“That’s not letting us continue our way of life,” Lisa Wilson with the Lummi Nation said.
According to pipeline operator Trans Mountain, oil tankers will remain a small fraction of the shipping traffic on the Salish Sea, even if the flow of oil through its pipeline is tripled.
In written submissions, the company has said that the risk of oil spills is “well-managed” and that the company has committed to all 17 measures recommended by a Canadian government panel to improve oil spill safety.
The increased tanker traffic would have “a negligible effect” on the frequency of oil spills in the Salish Sea, according to Trans Mountain.
“The operation of project-related vessels is likely to result in significant adverse effects upon both the southern resident killer whale and indigenous cultural uses of this endangered species,” Justice Eleanor Dawson wrote in the August ruling that forced the National Energy Board to reconsider the already-approved pipeline project.
The remaining 74 southern resident killer whales are protected in the U.S. by the Endangered Species Act and in Canada by the Species at Risk Act.
While a major oil spill could have a catastrophic impact on the struggling whale population, everyday noise from boats and ships interferes with their ability to hunt by echolocation.
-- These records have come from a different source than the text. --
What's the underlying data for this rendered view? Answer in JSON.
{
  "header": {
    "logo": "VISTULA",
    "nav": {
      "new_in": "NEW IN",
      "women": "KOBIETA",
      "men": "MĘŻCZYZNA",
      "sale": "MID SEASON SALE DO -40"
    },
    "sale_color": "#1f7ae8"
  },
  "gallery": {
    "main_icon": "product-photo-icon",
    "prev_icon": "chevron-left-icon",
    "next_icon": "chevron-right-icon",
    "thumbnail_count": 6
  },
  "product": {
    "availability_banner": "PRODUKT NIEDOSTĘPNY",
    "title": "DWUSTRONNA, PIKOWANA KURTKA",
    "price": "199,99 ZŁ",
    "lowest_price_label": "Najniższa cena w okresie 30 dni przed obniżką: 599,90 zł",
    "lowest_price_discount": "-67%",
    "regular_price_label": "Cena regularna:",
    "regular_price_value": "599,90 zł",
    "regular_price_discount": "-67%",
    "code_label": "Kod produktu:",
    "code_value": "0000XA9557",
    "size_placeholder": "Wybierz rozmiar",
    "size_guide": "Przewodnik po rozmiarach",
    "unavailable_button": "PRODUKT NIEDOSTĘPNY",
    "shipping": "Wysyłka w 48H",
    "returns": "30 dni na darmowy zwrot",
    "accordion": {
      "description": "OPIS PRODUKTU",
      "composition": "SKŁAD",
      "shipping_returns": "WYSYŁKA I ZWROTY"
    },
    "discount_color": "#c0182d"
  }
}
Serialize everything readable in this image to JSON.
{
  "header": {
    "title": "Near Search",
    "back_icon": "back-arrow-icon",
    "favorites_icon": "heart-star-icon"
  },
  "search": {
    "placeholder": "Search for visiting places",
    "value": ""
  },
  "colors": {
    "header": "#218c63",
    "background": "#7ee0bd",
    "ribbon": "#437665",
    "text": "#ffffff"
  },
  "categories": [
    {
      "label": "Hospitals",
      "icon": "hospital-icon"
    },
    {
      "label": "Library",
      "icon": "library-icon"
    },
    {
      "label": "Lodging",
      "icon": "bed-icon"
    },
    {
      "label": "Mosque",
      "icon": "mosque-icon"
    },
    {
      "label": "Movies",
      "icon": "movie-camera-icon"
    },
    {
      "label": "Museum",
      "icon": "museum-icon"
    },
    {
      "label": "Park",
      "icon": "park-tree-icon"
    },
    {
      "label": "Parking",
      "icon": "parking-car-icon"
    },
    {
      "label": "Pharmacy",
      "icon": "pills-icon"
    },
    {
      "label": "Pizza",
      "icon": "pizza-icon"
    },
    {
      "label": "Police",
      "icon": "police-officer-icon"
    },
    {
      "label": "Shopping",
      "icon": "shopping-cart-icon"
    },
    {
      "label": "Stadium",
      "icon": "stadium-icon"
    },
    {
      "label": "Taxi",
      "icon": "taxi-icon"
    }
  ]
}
Ship noise compounds the problem of dwindling numbers of salmon for the orcas to eat.
“If you’ve ever been underwater when a tanker, one of these big tankers, or even a ferry, goes by, four or five miles away, you can hear it underwater,” said Wilbur, who earns part of his living in a non-traditional fishery: diving for sea urchins and sea cucumbers. “And not just hear it, you can feel it in your body.”
“One of the many reasons our southern resident killer whales are about ready to go extinct,” Wilbur said.